16 Dec, 2018
Rising and resisting: harnessing the power of the positive for change
There’s a new grassroots activism emerging from deep within our communities - where knowledge is openly shared, creative strategies for change are hatched and movements unite for a common purpose.
On the Sunshine Coast, businesses are committing to operating more sustainability, individuals are sharing their knowledge to empower others and conversations are happening about how we can make the world a better place.
A group of change-makers gathered recently to share stories and hear from journalist, activist and expert on ethical fashion, Clare Press. Clare’s latest book Rise and Resist: How to Change the World is a call to arms that encouraging all of us to take impactful action.
Over a lunch of lovingly prepared food from Homegrown CafÃ©, Clare explained her book was inspired by the marches that sprung up across the world after Donald Trump’s inauguration, where people united to make their voices heard on a whole range of issues.
“[The marches were] about people getting together to say we want a better, fairer and more just future, one where we take care of one another, one that is feminist, yes but it is also about social justice and climate change justice. What they were saying was all these issues are interconnected,” Clare explained.
Clare immersed herself in change making communities around the world, writing from where the action happens to convey the authentic vigour of this new activism sweeping the world. Rise and Resist celebrates the passion of these individuals and the momentum-building strategies driving change - from the spark of an idea in a tiny town becoming a global movement to the cafÃ© conversations that inspired #MeToo and the “kid warriors” behind the revolutionary March for Our Lives in the USA.
Navigating change with passion and commitment
A common thread across the activists Clare connects with in her book and change makers here in our Sunshine Coast community are passion and a deep commitment to make a difference, regardless of the obstacles.
Sunshine Coast Sustainable Business Woman of the Year, Anne Gibson told the gathering that she established her business, The Micro Gardener, to support and empower people to grow their own food. A cancer diagnosis in 2004 was the catalyst for Anne and her family to completely transform their lifestyle. After her recovery, Anne founded the business to help people to create nutrient-dense food gardens in their own backyards.
“Many people are now having health issues…that allows me to connect with people on a personal level about preventative health.
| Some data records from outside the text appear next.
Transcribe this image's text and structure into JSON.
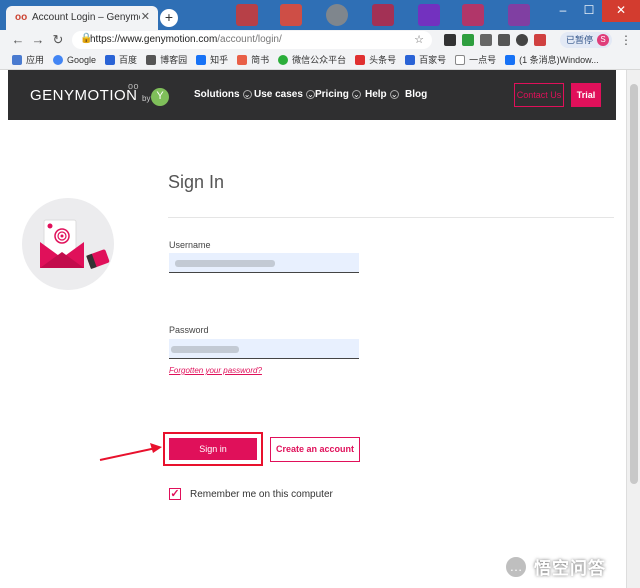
{
  "browser": {
    "tab_title": "Account Login – Genymotion ...",
    "tab_favicon": "genymotion-favicon",
    "new_tab_symbol": "+",
    "url_host": "https://www.genymotion.com",
    "url_path": "/account/login/",
    "profile_status": "已暂停",
    "profile_initial": "S",
    "bookmarks": [
      "应用",
      "Google",
      "百度",
      "博客园",
      "知乎",
      "简书",
      "微信公众平台",
      "头条号",
      "百家号",
      "一点号",
      "(1 条消息)Window..."
    ]
  },
  "site": {
    "logo": "GENYMOTION",
    "logo_sup": "oo",
    "logo_by": "by",
    "menu": [
      {
        "label": "Solutions"
      },
      {
        "label": "Use cases"
      },
      {
        "label": "Pricing"
      },
      {
        "label": "Help"
      },
      {
        "label": "Blog"
      }
    ],
    "contact_label": "Contact Us",
    "trial_label": "Trial",
    "accent_color": "#e0105a"
  },
  "form": {
    "title": "Sign In",
    "username_label": "Username",
    "password_label": "Password",
    "forgot_link": "Forgotten your password?",
    "signin_button": "Sign in",
    "create_button": "Create an account",
    "remember_label": "Remember me on this computer",
    "remember_checked": true
  },
  "watermark": {
    "text": "悟空问答",
    "icon": "chat-bubble-icon"
  }
}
For me, it’s sowing seeds of knowledge, to be a ripple in a pond and start a home revolution whether it’s on a balcony or in a backyard,” Anne said.
Joanna Kristofferson, the dynamic owner of iJetski, explained that embracing sustainability in business is possible through leadership and determination. The 2018 Sunshine Coast Sustainable Woman of the Year is recognised for her work championing ocean health as well as her pioneering work developing a rapid detection test for Hendra virus, as a researcher at the University of the Sunshine Coast.
“Change is always scary and it is often easier to take the easy road. By creating a community around change and involving our others in creating that community, we bring people along with us,” Joanna said.
Clare notes that while it is common to feel overwhelmed by the current state of the environment and lack of action on issues such as climate change, real change only comes from making an effort.
“If you want to make that incredible food we were served by the Homegrown cafÃ© and run a cafÃ© in the most organic way, reduce waste and communicate to customers who might not get it, it’s all work isn’t it? You just have to knuckle down and do it.”
Anne concurs: “To become conscious consumers requires us to stop doing the things we have always done just because we have always done them or because it is convenient. It starts with every plate, every balcony and in every backyard…It’s our earth, it’s our life and if we want to create a better place, we’ve all got to step up.”
As a journalist who has worked in fashion for over 20 years (and currently Sustainability Editor-at-Large for Vogue Australia), Clare is committed to using her voice to change conversations around important issues. When the Rana Plaza factory disaster happened in Bangladesh in 2013, killing 1138 garment workers, Clare felt a responsibility to examine the fashion ecosystem and the roots of our “buy-and-discard” culture. The result was her 2016 book Wardrobe Crisis: How we went from Sunday best to fast fashion.
Clare believes that “changing the conversation changes the way we see the world”, encouraging each of us to talk to people who have different opinions, seek to understand their perspectives and be prepared to participate in difficult exchanges. It is these exchanges that offer opportunities to raise awareness and change minds.
Most importantly Clare urges us to get involved, and work together.
“We’ve all got these voices in our heads that tell us that we are too small and that the power is held by those people with money, or the system is how it is and we can’t fix or resist it. But together we can, together we are stronger,” Clare said.
If you know a change maker in our community who has an interesting story to tell, we would love to share their story with the Living Smart community. Please get in touch by making a comment below or email us.